YOUR OBJECTIVE: Your answer should consist of each line below that contains the string "number".

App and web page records

────────────────────────────────────────

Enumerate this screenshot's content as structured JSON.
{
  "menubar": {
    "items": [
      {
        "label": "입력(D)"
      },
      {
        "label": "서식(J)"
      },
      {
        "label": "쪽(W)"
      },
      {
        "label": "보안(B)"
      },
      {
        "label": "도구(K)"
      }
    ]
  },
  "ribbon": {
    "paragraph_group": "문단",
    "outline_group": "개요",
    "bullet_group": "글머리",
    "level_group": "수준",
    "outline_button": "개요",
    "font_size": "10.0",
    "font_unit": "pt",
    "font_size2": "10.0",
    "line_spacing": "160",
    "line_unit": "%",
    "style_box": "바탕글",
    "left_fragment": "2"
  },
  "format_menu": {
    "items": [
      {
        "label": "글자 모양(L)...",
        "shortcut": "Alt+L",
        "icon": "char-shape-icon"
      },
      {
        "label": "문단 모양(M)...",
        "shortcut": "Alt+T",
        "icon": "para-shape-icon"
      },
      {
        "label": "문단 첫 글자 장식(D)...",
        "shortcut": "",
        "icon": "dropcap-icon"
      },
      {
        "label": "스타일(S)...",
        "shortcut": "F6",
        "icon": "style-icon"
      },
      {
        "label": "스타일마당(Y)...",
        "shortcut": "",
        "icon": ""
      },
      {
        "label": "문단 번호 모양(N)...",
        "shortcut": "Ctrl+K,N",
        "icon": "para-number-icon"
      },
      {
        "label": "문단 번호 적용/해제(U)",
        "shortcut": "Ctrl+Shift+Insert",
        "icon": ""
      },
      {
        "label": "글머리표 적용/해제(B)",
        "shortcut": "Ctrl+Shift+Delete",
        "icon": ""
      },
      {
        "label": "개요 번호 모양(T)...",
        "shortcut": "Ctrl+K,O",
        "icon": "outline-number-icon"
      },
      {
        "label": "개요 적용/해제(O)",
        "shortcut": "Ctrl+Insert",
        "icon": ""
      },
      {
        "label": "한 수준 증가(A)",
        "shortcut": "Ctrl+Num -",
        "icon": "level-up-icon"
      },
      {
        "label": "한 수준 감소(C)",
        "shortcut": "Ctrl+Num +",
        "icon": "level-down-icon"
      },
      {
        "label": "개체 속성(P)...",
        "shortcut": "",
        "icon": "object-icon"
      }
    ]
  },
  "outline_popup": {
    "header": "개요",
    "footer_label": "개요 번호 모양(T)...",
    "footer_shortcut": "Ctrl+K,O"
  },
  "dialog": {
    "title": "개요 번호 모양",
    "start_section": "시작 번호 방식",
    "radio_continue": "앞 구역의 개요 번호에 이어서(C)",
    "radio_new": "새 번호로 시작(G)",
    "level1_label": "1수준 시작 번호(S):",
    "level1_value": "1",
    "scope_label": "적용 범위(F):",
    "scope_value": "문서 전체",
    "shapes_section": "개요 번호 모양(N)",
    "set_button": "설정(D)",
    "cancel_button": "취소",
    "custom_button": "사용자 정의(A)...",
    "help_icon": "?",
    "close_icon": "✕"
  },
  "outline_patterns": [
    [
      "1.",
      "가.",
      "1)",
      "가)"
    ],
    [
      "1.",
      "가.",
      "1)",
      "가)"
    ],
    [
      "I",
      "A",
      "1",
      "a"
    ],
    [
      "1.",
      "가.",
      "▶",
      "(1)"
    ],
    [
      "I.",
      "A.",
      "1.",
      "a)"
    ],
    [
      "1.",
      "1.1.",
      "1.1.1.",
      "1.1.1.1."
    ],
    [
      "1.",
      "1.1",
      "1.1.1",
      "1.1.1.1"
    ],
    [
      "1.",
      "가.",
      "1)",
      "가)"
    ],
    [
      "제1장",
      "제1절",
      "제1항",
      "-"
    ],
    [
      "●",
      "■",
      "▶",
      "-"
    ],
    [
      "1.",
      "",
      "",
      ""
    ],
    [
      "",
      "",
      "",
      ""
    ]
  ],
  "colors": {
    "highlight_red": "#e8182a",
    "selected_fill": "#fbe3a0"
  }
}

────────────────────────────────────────

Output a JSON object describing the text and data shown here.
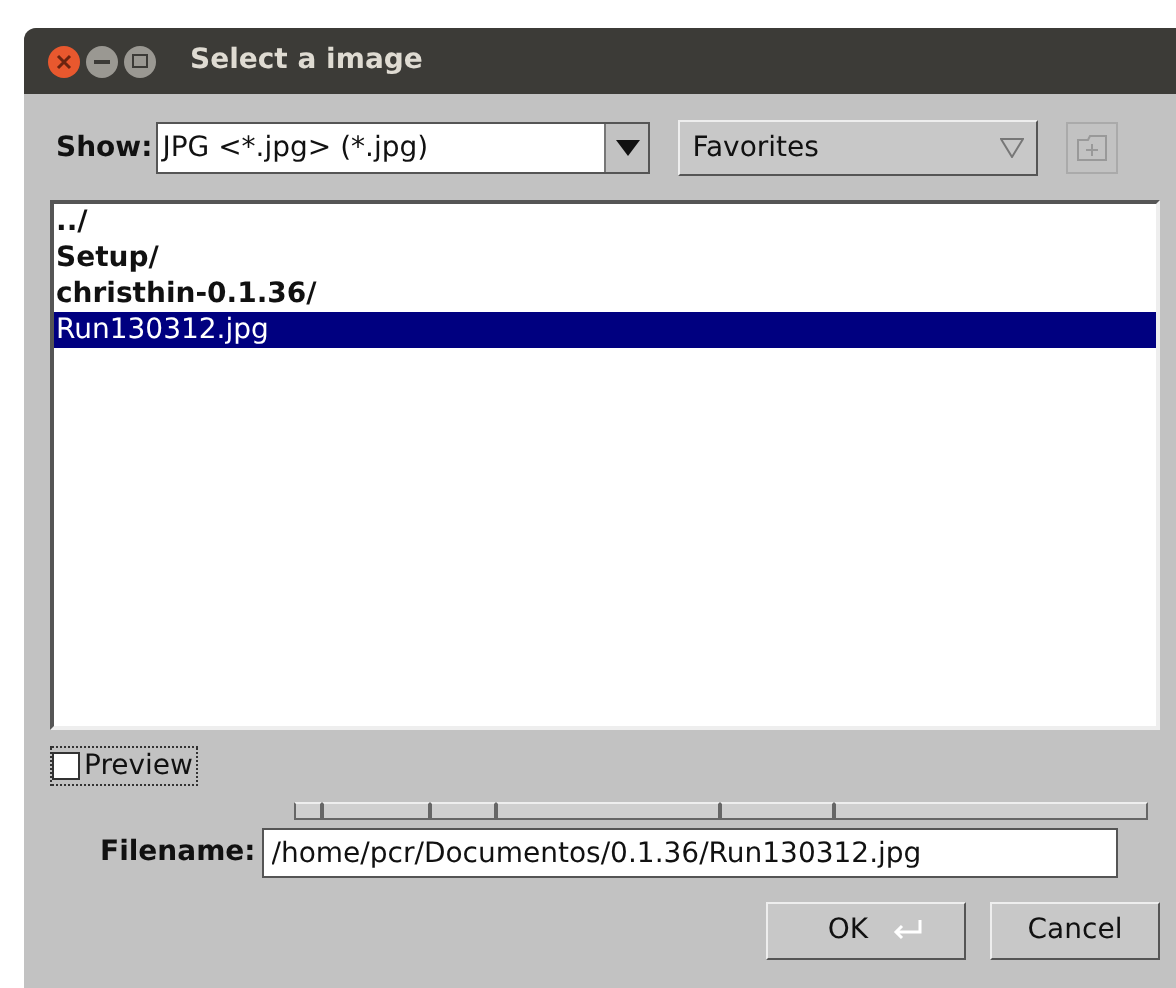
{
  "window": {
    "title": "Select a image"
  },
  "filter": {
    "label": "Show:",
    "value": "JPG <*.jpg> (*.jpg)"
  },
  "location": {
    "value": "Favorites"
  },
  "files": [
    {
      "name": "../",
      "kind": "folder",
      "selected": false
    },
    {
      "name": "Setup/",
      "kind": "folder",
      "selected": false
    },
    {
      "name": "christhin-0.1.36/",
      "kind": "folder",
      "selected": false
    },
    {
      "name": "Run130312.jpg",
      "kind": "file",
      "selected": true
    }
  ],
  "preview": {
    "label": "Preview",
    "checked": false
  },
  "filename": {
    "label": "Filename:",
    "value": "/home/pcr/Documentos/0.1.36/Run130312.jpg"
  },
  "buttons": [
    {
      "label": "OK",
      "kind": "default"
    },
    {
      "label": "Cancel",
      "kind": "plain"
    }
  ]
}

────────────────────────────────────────

OUTPUT BELOW:
        "icon": "para-number-icon"
        "icon": "outline-number-icon"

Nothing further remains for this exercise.